#### [What to do]
Set every entry down again, unchanged, picture-free.

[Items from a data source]

-- Opening Marker --

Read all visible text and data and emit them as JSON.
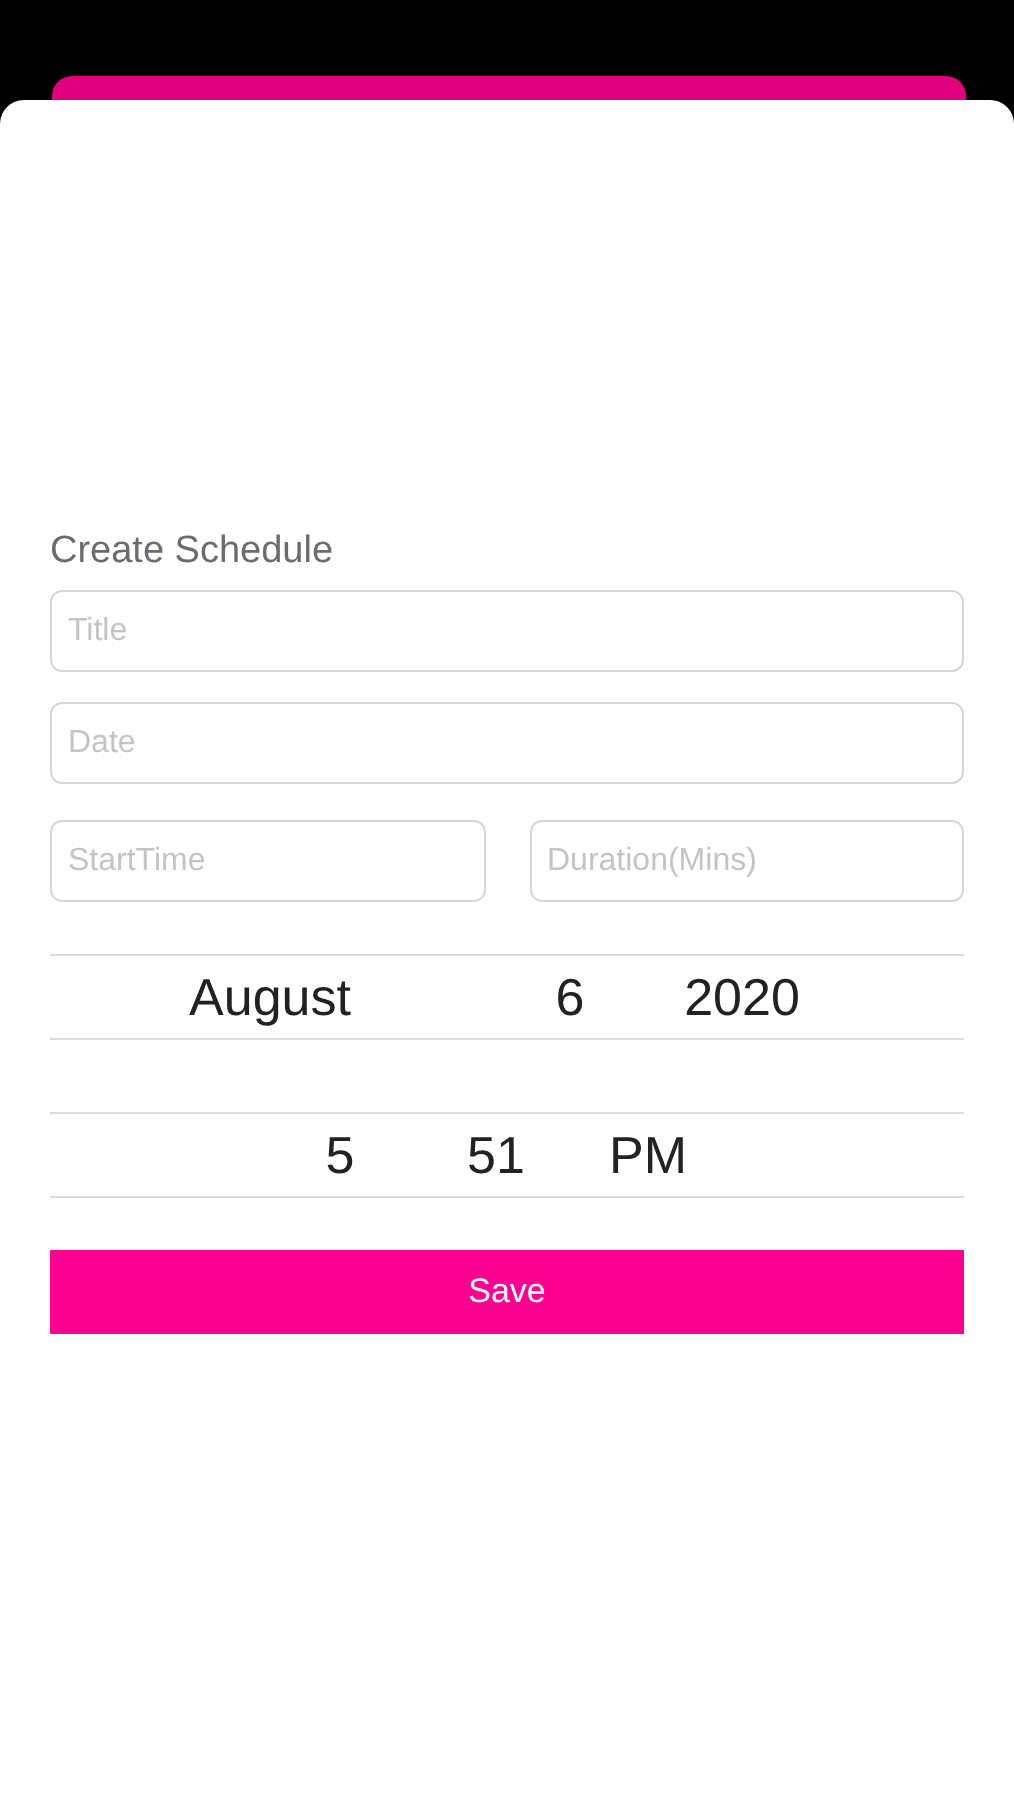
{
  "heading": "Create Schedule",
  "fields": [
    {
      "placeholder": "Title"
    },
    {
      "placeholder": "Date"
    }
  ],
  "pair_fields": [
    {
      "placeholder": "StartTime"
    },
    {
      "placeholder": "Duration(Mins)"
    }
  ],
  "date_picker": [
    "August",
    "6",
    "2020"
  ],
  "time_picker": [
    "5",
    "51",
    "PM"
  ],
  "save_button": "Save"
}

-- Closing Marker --

#### [Problem solution]
Read all visible text and data and emit them as JSON.
{
  "heading": "Create Schedule",
  "fields": [
    {
      "placeholder": "Title"
    },
    {
      "placeholder": "Date"
    }
  ],
  "pair_fields": [
    {
      "placeholder": "StartTime"
    },
    {
      "placeholder": "Duration(Mins)"
    }
  ],
  "date_picker": [
    "August",
    "6",
    "2020"
  ],
  "time_picker": [
    "5",
    "51",
    "PM"
  ],
  "save_button": "Save"
}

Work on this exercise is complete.